To date, in the 2018 season, Nuernberger has scored 48 points, which is tops on the team. These points, in addition to the 276 that he began the year with, have put him above everyone but Dan Stultz, Pete Johnson, and Mike Nugent on OSU’s all-time leading scorer list.
Nuernberger, or Das Boot as a few people refer to him, has conference (yes, conference) records for:
- Kicking points in a season (128, 2014)
- Extra points in a season (89, 2014)
- Extra points in Big Ten play in a season (52, 2017)
- Consecutive extra points made (216, active)

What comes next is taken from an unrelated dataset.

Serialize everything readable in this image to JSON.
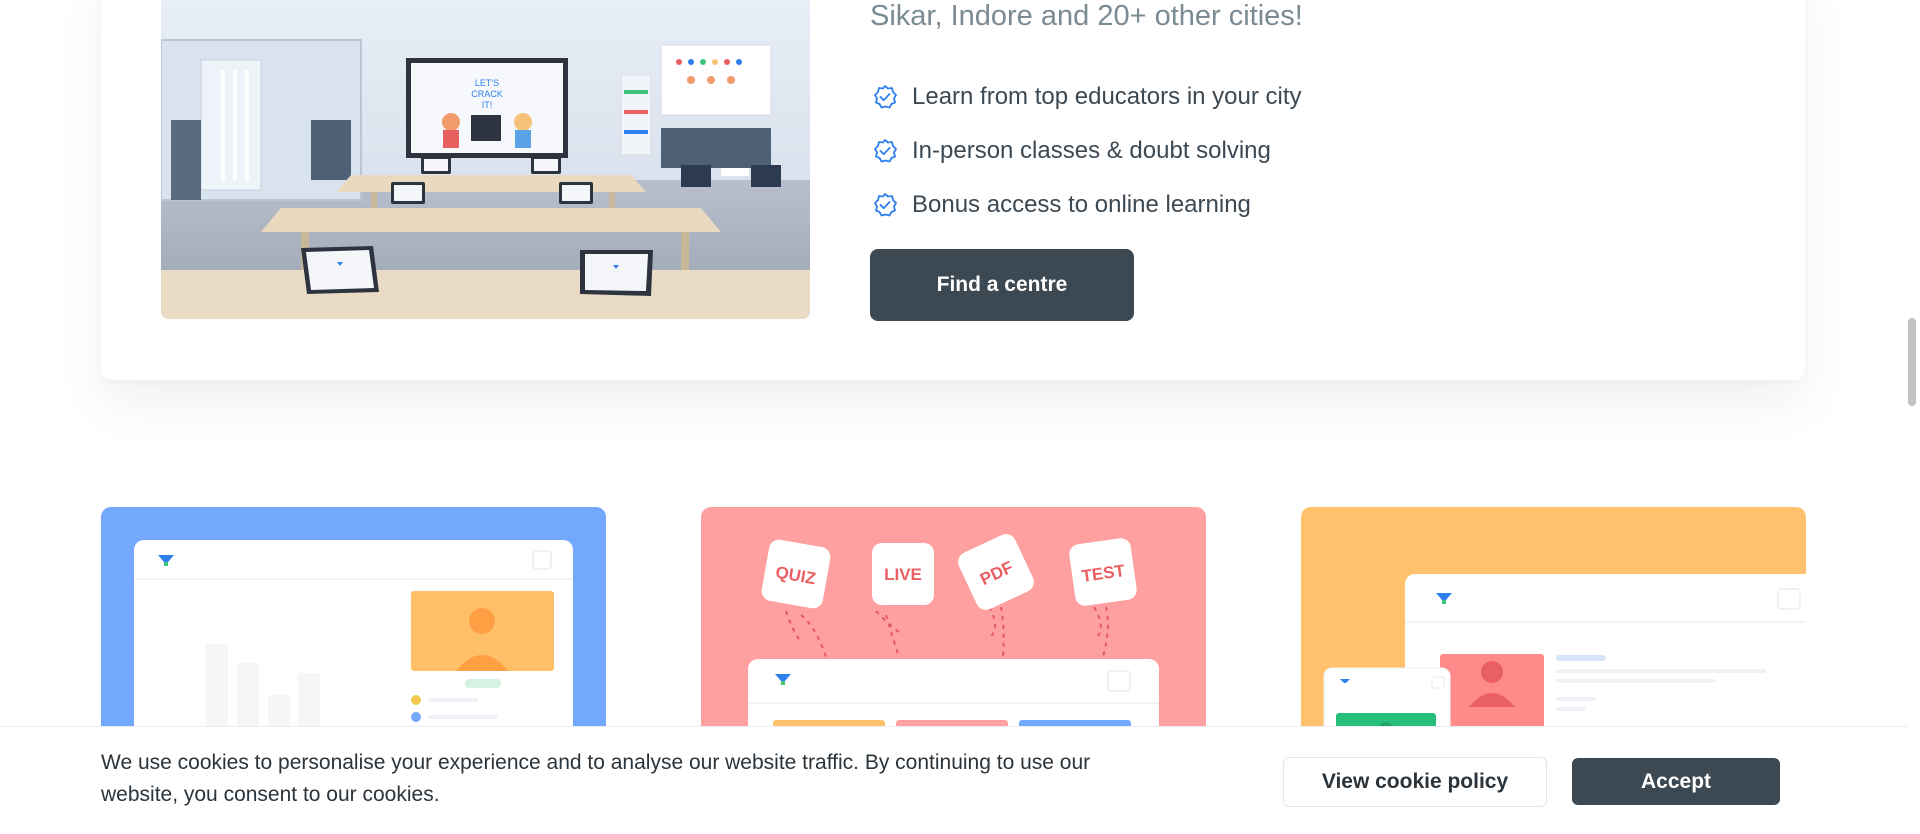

In addition to those marks, Sean already has the Buckeye record for career PATs, which he may never relinquish. His name is splattered throughout the Buckeye record books, and he may become the program’s leading scorer within a few weeks of this post.
As you’ve read, he’s automatic with extra points. He’s NEVER missed. With all the factors that can go wrong, (shout out to long snappers, holders, and linemen!), the Bucks have done an amazing job of getting the ball to the ground and ready for Nuernberger’s blast. Move him out another nineteen yards and the story remains almost the same. Inside of 39 yards, Das Boot has made 30 of 35 attempts, good for a remarkable 86% field goal percentage. That number would easily be above every kicker in OSU’s history, including the great Mike Nugent (81.8%).
Well, it would be, if not for…
The Bad Sean Nuernberger
As I said, it would be the best field goal kicking percentage in Ohio State’s history, if not for the next ten yards. When the offense stalls at the 23-yard line and back, Nuernberger’s accuracy takes a significant and noticeable hit. He is a paltry six of fifteen from 40+ yards. Of those, five were made in his freshman campaign, where he went 50%. Since 2014, he’s made just one kick from beyond 39 yards.
The problem isn’t just Sean, as I’ll note in a moment, but each Buckeye kicker has seemed to struggle from outside of 40 yards in recent memory. In 2015, Jack Willoughby, a senior transfer, beat out Sean Nuernberger for the starting job. The following season, an injury forced him to the sideline for the duration of the year, allowing another transfer, Tyler Durbin, to accumulate kicking points. Despite new faces, the woes remained, as those two went two of eight from 40 yards and out, with Willoughby failing to hit on any of his three attempts.
From 2004 to 2013, Buckeye kickers nailed an impressive 73.2% of their kicks between 40 and 49 yards. In fact, they were better than a coin toss, hitting 55.5%, from beyond 50 yards! OSU kickers are just 37.5% from 40+, since 2014, and not a single 50+ yard attempt has been made. With those odds, why bother?
In the most recent game, against Minnesota, Sean Nuernberger was out with an injury, allowing Blake Haubeil, the kickoff specialist, to take the reins. Haubeil stepped up and nailed a 47-yard field goal. It was the longest since a 49-yarder against Penn State in 2014 (the one where the play clock may or may not have already expired).
I can’t tell you what to think of Sean Nuernberger’s legacy at Ohio State. He’s perhaps the most accurate kicker that the Buckeyes have ever had within a certain range, and obviously the best ever with extra points. And yet, it may be his inaccuracy beyond 40 yards (if not his health) that prohibits him from becoming the person atop the all-time scoring mark in Ohio State history. In fact, as of Thursday, Urban Meyer named Blake Haubeil the starting kicker for the matchup against Purdue on Saturday.